### WHAT TO WORK ON
Each entry needs to be copied exactly, with nothing left out.

━━━ THE RECORDS

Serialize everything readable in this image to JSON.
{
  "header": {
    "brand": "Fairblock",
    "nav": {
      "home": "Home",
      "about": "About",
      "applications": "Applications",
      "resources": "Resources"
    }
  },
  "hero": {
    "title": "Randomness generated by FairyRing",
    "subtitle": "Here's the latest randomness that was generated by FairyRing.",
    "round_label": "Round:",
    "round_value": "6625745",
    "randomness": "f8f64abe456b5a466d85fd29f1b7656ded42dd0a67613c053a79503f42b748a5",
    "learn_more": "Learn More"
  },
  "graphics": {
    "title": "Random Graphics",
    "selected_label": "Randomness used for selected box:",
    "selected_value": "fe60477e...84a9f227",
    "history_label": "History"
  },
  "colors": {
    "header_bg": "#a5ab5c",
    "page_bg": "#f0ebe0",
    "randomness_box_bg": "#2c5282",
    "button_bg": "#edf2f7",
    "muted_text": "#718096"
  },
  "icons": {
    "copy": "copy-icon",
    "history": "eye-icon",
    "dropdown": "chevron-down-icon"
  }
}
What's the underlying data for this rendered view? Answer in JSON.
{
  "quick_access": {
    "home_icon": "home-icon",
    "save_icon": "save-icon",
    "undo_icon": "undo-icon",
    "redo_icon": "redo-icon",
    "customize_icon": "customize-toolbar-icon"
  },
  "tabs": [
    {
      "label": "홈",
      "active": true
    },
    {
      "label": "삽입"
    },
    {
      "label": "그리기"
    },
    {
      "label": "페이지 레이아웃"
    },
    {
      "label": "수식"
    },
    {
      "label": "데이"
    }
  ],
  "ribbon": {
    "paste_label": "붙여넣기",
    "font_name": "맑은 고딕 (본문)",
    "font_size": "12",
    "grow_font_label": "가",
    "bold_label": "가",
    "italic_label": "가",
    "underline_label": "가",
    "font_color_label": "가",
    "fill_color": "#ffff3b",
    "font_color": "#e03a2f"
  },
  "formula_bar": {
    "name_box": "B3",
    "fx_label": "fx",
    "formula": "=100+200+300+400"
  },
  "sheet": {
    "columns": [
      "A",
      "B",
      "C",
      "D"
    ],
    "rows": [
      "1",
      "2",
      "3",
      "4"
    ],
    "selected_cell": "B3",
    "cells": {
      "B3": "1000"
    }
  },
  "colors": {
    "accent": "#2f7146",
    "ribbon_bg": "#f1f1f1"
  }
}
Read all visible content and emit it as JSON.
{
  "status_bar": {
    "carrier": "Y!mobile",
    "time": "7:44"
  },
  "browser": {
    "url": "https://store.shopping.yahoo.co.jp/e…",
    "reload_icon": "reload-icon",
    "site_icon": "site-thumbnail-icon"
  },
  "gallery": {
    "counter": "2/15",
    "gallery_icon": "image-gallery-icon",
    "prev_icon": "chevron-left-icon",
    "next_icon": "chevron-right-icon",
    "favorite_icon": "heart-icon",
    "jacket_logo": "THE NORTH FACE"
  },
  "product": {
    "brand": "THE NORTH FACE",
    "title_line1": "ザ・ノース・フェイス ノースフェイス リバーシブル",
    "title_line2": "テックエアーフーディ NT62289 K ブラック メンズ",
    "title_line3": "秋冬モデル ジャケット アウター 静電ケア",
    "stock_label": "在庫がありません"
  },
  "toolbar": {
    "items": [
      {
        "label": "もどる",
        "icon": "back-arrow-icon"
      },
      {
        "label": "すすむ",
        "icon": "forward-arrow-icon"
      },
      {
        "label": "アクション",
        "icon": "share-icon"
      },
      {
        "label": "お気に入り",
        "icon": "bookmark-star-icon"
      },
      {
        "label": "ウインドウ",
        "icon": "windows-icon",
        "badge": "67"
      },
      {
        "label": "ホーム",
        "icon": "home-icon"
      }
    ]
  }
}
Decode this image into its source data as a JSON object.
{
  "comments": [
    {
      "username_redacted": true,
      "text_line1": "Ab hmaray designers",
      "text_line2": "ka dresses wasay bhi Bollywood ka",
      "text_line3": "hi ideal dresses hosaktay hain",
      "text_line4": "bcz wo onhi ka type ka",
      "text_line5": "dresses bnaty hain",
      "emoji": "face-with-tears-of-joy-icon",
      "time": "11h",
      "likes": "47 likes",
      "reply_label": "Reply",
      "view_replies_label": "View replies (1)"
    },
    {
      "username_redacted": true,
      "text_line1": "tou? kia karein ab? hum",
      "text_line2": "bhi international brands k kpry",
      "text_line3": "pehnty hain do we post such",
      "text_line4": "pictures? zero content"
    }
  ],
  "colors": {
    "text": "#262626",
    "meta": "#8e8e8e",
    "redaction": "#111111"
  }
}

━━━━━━

### FINAL ANSWER
Serialize everything readable in this image to JSON.
{
  "header": {
    "brand": "Fairblock",
    "nav": {
      "home": "Home",
      "about": "About",
      "applications": "Applications",
      "resources": "Resources"
    }
  },
  "hero": {
    "title": "Randomness generated by FairyRing",
    "subtitle": "Here's the latest randomness that was generated by FairyRing.",
    "round_label": "Round:",
    "round_value": "6625745",
    "randomness": "f8f64abe456b5a466d85fd29f1b7656ded42dd0a67613c053a79503f42b748a5",
    "learn_more": "Learn More"
  },
  "graphics": {
    "title": "Random Graphics",
    "selected_label": "Randomness used for selected box:",
    "selected_value": "fe60477e...84a9f227",
    "history_label": "History"
  },
  "colors": {
    "header_bg": "#a5ab5c",
    "page_bg": "#f0ebe0",
    "randomness_box_bg": "#2c5282",
    "button_bg": "#edf2f7",
    "muted_text": "#718096"
  },
  "icons": {
    "copy": "copy-icon",
    "history": "eye-icon",
    "dropdown": "chevron-down-icon"
  }
}
What's the underlying data for this rendered view? Answer in JSON.
{
  "quick_access": {
    "home_icon": "home-icon",
    "save_icon": "save-icon",
    "undo_icon": "undo-icon",
    "redo_icon": "redo-icon",
    "customize_icon": "customize-toolbar-icon"
  },
  "tabs": [
    {
      "label": "홈",
      "active": true
    },
    {
      "label": "삽입"
    },
    {
      "label": "그리기"
    },
    {
      "label": "페이지 레이아웃"
    },
    {
      "label": "수식"
    },
    {
      "label": "데이"
    }
  ],
  "ribbon": {
    "paste_label": "붙여넣기",
    "font_name": "맑은 고딕 (본문)",
    "font_size": "12",
    "grow_font_label": "가",
    "bold_label": "가",
    "italic_label": "가",
    "underline_label": "가",
    "font_color_label": "가",
    "fill_color": "#ffff3b",
    "font_color": "#e03a2f"
  },
  "formula_bar": {
    "name_box": "B3",
    "fx_label": "fx",
    "formula": "=100+200+300+400"
  },
  "sheet": {
    "columns": [
      "A",
      "B",
      "C",
      "D"
    ],
    "rows": [
      "1",
      "2",
      "3",
      "4"
    ],
    "selected_cell": "B3",
    "cells": {
      "B3": "1000"
    }
  },
  "colors": {
    "accent": "#2f7146",
    "ribbon_bg": "#f1f1f1"
  }
}
Read all visible content and emit it as JSON.
{
  "status_bar": {
    "carrier": "Y!mobile",
    "time": "7:44"
  },
  "browser": {
    "url": "https://store.shopping.yahoo.co.jp/e…",
    "reload_icon": "reload-icon",
    "site_icon": "site-thumbnail-icon"
  },
  "gallery": {
    "counter": "2/15",
    "gallery_icon": "image-gallery-icon",
    "prev_icon": "chevron-left-icon",
    "next_icon": "chevron-right-icon",
    "favorite_icon": "heart-icon",
    "jacket_logo": "THE NORTH FACE"
  },
  "product": {
    "brand": "THE NORTH FACE",
    "title_line1": "ザ・ノース・フェイス ノースフェイス リバーシブル",
    "title_line2": "テックエアーフーディ NT62289 K ブラック メンズ",
    "title_line3": "秋冬モデル ジャケット アウター 静電ケア",
    "stock_label": "在庫がありません"
  },
  "toolbar": {
    "items": [
      {
        "label": "もどる",
        "icon": "back-arrow-icon"
      },
      {
        "label": "すすむ",
        "icon": "forward-arrow-icon"
      },
      {
        "label": "アクション",
        "icon": "share-icon"
      },
      {
        "label": "お気に入り",
        "icon": "bookmark-star-icon"
      },
      {
        "label": "ウインドウ",
        "icon": "windows-icon",
        "badge": "67"
      },
      {
        "label": "ホーム",
        "icon": "home-icon"
      }
    ]
  }
}
Decode this image into its source data as a JSON object.
{
  "comments": [
    {
      "username_redacted": true,
      "text_line1": "Ab hmaray designers",
      "text_line2": "ka dresses wasay bhi Bollywood ka",
      "text_line3": "hi ideal dresses hosaktay hain",
      "text_line4": "bcz wo onhi ka type ka",
      "text_line5": "dresses bnaty hain",
      "emoji": "face-with-tears-of-joy-icon",
      "time": "11h",
      "likes": "47 likes",
      "reply_label": "Reply",
      "view_replies_label": "View replies (1)"
    },
    {
      "username_redacted": true,
      "text_line1": "tou? kia karein ab? hum",
      "text_line2": "bhi international brands k kpry",
      "text_line3": "pehnty hain do we post such",
      "text_line4": "pictures? zero content"
    }
  ],
  "colors": {
    "text": "#262626",
    "meta": "#8e8e8e",
    "redaction": "#111111"
  }
}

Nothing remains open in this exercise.